Provided data -
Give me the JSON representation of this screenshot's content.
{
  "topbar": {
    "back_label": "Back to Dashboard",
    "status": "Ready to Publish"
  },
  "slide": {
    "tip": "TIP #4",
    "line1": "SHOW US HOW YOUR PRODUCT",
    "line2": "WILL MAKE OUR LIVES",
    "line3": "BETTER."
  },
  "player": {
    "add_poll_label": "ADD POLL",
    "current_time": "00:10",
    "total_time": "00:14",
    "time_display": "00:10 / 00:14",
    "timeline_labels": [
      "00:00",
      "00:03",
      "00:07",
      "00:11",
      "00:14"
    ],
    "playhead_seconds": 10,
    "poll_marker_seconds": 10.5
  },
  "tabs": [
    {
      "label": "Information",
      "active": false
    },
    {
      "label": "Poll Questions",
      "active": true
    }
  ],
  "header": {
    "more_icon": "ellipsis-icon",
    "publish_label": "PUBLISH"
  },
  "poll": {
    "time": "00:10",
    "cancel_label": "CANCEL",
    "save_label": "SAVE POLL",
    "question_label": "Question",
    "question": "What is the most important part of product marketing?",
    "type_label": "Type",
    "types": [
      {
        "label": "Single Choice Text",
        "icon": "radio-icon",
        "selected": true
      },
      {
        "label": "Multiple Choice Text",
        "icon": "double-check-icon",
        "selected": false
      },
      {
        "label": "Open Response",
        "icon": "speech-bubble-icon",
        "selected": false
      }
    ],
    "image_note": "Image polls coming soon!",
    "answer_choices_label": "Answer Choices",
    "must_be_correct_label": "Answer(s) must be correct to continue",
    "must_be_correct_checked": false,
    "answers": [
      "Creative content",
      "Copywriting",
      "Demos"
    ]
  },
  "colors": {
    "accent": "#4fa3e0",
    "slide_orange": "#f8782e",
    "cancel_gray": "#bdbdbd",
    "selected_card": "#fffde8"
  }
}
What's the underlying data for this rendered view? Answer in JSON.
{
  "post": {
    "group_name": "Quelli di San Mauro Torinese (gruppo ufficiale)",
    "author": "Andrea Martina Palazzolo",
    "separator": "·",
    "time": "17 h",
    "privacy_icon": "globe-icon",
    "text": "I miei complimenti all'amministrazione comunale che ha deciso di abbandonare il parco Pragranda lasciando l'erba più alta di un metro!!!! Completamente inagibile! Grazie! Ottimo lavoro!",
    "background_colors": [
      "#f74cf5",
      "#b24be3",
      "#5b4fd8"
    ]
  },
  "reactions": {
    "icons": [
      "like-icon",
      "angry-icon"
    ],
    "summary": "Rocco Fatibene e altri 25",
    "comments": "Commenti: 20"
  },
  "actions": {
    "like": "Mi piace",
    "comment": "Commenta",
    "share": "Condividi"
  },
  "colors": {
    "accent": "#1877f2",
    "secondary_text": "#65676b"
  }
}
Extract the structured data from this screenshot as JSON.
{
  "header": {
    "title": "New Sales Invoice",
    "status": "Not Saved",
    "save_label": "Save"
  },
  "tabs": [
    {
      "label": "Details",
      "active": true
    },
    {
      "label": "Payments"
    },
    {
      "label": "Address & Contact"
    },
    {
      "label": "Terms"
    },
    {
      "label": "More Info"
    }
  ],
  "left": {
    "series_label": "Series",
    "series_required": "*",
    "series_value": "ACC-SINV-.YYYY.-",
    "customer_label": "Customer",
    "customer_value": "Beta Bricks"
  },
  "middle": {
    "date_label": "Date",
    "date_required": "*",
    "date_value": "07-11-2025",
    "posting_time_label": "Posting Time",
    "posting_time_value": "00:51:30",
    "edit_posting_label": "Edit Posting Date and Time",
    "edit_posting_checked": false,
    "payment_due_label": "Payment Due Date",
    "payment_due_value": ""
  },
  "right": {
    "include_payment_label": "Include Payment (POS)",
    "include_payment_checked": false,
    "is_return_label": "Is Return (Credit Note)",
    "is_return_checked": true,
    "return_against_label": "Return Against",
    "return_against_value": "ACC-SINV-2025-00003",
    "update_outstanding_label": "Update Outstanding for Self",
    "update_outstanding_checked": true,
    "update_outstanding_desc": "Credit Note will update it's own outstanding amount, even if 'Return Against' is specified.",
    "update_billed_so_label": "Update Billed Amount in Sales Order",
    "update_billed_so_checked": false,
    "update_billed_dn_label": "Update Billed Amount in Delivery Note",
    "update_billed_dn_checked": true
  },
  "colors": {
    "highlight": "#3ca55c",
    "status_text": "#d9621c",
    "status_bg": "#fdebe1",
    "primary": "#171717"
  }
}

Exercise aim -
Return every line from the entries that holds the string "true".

The completed task -
      "active": true
        "selected": true
      "active": true
    "is_return_checked": true,
    "update_outstanding_checked": true,
    "update_billed_dn_checked": true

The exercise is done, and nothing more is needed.